Their time in The Last Frontier was an adventure, much of it spent out hunting in the bush.
“He hunted moose, caribou, brown bear, black bear and he always wanted to go polar bear hunting,” she said.
And in 1969 Gilstrap got the rare opportunity to legally hunt a polar bear.
Grainy video showed the tundra where Gilstrap harvested the bear and a camera captured some of the moments after the hunt.
“He was real excited. It's an adventure of a lifetime,” Nancy said.
It was a storied adventure the hunter loved to share with his family and friends.
“I heard his stories many times,” Gilstrap’s son and namesake, Bill Jr., said. “He just loved getting a crowd of people and showing his Alaska videos and people loved to watch it.”
The family let an Alaskan bank display the polar bear for several years. But when the Gilstraps moved back to Oklahoma, their trophy came with them. It then went on display in several Pryor businesses.
The polar bear was famous in the small town and even made the local paper. The family says it never had a name.
“I don't know why we never named... it was just ‘The Bear,’” Nancy said.
Nancy kept the bear for 10 years after her husband passed away in 1986. When she moved to a small home, it went to a hangar Bill's brother owned at Jones-Riverside airport. Years later, the brother sold the hangar and drew up a contract for the bear to stay. But then the hangar changed hands again and the family says the bear just disappeared.

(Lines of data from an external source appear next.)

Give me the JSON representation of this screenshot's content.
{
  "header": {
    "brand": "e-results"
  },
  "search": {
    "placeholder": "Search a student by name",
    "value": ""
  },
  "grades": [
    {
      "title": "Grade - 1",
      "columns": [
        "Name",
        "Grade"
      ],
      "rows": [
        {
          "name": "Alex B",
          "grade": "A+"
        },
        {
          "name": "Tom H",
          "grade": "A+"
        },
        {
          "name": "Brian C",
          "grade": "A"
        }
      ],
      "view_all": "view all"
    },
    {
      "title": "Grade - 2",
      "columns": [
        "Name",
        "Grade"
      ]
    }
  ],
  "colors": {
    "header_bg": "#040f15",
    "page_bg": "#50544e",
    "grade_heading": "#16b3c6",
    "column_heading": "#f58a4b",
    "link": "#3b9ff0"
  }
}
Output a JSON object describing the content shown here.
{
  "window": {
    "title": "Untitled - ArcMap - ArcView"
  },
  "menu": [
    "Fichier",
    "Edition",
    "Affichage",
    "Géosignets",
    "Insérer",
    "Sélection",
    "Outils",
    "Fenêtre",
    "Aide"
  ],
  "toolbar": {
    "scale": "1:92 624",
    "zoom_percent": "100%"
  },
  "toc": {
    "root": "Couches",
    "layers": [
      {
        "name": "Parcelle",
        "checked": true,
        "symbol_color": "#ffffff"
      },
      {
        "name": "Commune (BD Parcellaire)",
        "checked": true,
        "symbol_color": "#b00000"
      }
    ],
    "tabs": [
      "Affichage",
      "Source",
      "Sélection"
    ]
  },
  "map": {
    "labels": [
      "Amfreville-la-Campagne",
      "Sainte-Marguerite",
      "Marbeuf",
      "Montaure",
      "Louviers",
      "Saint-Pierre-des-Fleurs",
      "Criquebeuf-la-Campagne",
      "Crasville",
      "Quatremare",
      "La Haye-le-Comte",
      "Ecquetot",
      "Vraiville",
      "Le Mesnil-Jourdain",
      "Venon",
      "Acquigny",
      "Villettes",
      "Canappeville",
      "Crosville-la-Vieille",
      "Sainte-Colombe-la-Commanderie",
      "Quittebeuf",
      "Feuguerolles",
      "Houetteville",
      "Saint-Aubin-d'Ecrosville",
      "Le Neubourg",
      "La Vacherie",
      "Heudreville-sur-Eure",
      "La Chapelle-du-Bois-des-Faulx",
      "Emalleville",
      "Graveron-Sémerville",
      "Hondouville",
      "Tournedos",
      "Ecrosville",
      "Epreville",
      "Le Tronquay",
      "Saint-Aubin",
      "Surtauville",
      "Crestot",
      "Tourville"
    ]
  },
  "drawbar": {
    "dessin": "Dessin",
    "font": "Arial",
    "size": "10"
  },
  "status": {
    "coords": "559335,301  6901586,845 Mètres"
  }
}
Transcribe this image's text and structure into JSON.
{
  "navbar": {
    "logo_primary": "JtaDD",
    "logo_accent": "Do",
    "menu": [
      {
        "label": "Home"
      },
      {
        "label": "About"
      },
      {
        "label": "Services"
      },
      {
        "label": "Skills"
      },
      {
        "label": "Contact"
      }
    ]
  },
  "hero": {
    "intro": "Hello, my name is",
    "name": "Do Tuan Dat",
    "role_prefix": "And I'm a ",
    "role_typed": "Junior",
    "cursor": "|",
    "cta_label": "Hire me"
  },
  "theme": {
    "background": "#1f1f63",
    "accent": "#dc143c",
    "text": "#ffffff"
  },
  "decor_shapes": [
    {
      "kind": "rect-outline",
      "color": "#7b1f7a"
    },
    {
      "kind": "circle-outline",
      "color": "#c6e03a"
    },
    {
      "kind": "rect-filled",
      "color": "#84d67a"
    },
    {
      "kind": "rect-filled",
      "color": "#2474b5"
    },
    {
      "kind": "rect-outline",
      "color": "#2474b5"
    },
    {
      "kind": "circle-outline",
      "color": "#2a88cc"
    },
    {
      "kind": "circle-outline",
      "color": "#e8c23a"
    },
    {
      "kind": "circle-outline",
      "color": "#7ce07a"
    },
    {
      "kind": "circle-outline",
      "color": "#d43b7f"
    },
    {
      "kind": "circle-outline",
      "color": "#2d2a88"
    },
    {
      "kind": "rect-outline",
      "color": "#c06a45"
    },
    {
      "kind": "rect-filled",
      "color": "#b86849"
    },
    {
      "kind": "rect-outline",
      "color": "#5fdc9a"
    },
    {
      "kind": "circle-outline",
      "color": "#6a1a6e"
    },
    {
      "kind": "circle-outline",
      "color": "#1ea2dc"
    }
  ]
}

“We've been looking for like three years trying to find this polar bear,” Nancy said.
After a yearlong investigation, Oklahoma game wardens seized the polar bear from a different airport hangar Thursday night.
“It kind of put tears in my eyes,” Nancy said.
And it also put a lifetime of memories back in motion.
“He loved that polar bear,” she said laughing.
A love the Gilstraps hope to share with Pryor again...as soon as they get their beloved bear back.
“Hopefully we can put it someplace real close that people can see it and enjoy it like we do,” Nancy said.
Game warden Carlos Gomez said the man most recently in possession of the polar bear faces a felony charge of possessing lost property. Gomez said the man also faces wildlife charges because the man didn't have the special permits to own a mounted polar bear.
"It's kinda like the title to a car, you can take a car and say it's now my car, but if you don't have the title to the car it's not your car," Gomez said.
The game warden said the man most recently in possession of the bear told the family they could have the animal back for a $7,500 storage fee.
The bear is being kept at a secure location until the legal process runs its course.
It's estimated worth is $50,000. The family says they wouldn't sell for triple that price.